DOA: Dead or Alive is based on a series of video games, fighting video games mostly. These games have plots, as much of plots as fighting games can have, and the film chooses to ignore much of it. As I have never played the game nor care about the original story, it is not a big deal to me, but I remember a few people making a big stink when this came out. As some people complain about everything, they were easily ignored. They probably would have attacked the Q*Bert cartoon had it aired while they were alive. One of the main drawing points of the video games is the many teenage girls that bounce around and jiggle while beating the crap out of gigantic opponents. DOA games also spawned the ridiculous DOA Extreme Volleyball games, where you watch the female characters run around on an island, playing mini-games and buying ever-more revealing bikinis for the girls. Obviously a game for very lonely men. Fan service triumphed and there was plenty of volleyball in the DOA movie, but as they are real girls I am not complaining.

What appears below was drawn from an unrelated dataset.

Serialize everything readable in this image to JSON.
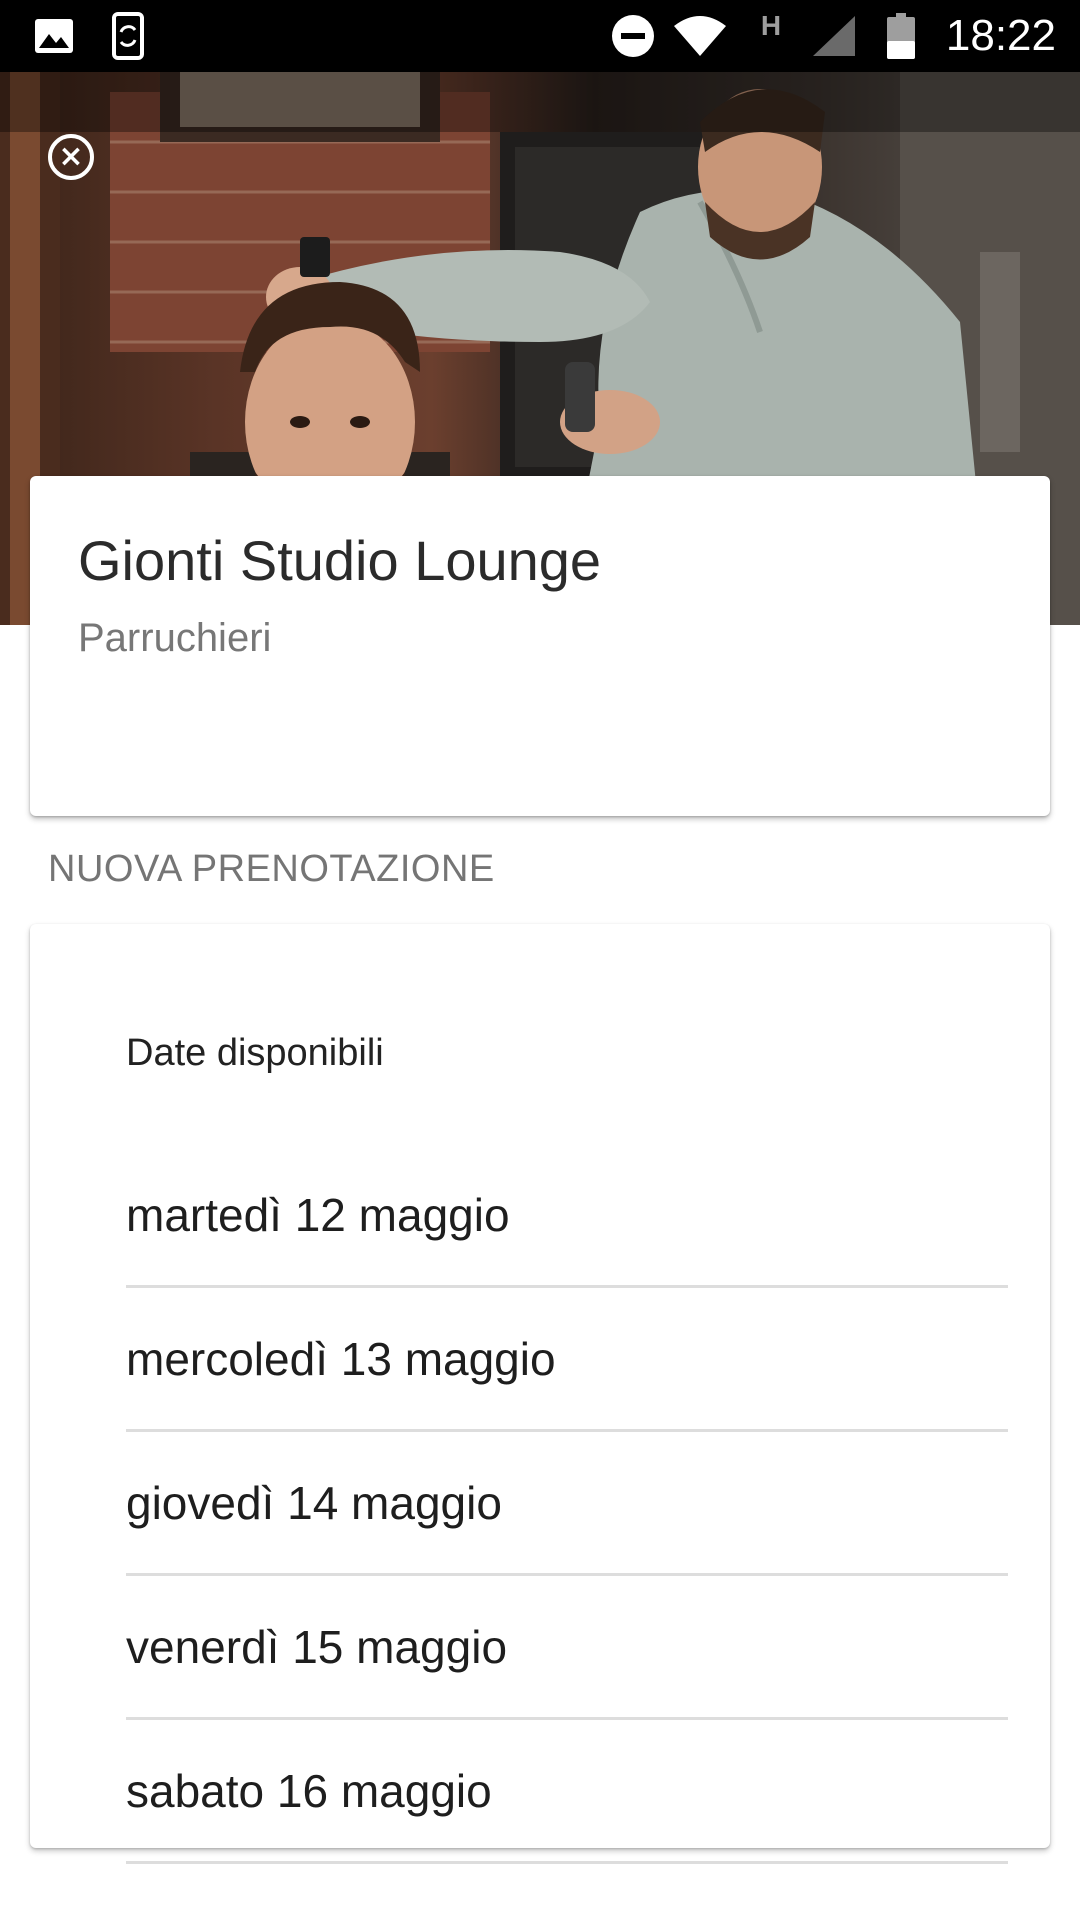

The movie plot itself is ludicrous. The DOA tournament is held, which randomly invites the world’s greatest fighters by some sort of flying invitation/blade that always seems to invite people just after a cool action sequence. They are then set against each other for a $10 million prize, but organizer Donovan may have another agenda. Realistic? Of course not, but much of this movie is not, so no bother. Luckily, some Wikipedia nerd has chosen to tell us that one of the major factual errors in the film is that a ninja clan would not be staffed by hundreds of armed soldiers. He seems not to have taken issue with the nanobot/magic sunglasses technology, which should tell you something about Wikipedia. The biggest flaw he found in a movie that opens with a girl fly-walking over hundreds of troops, diving off a sword, flying over a wall, ripping off her clothes to reveal a backpack, which opens to reveal a hang glider, and gets an invitation to the DOA tournament thrown at her by someone who was watching all this. But, yeah, too many armed guards for a ninja clan. Thanks Asperger McVirgin! People with too much time on their hands aside, the film is rife with several other problems, most noticeably the fact no one seems to get any injury at all, despite constantly being punched and thrown through walls. Hardly a bruise is to be found. It’s all fun and games until someone gets a paper cut. This would spoil all the fun, so just ignore the lack of wounds and go with it. Director Corey Yuen is a Hong Kong import, best known in the US for The Transporter, but best known to me for So Close.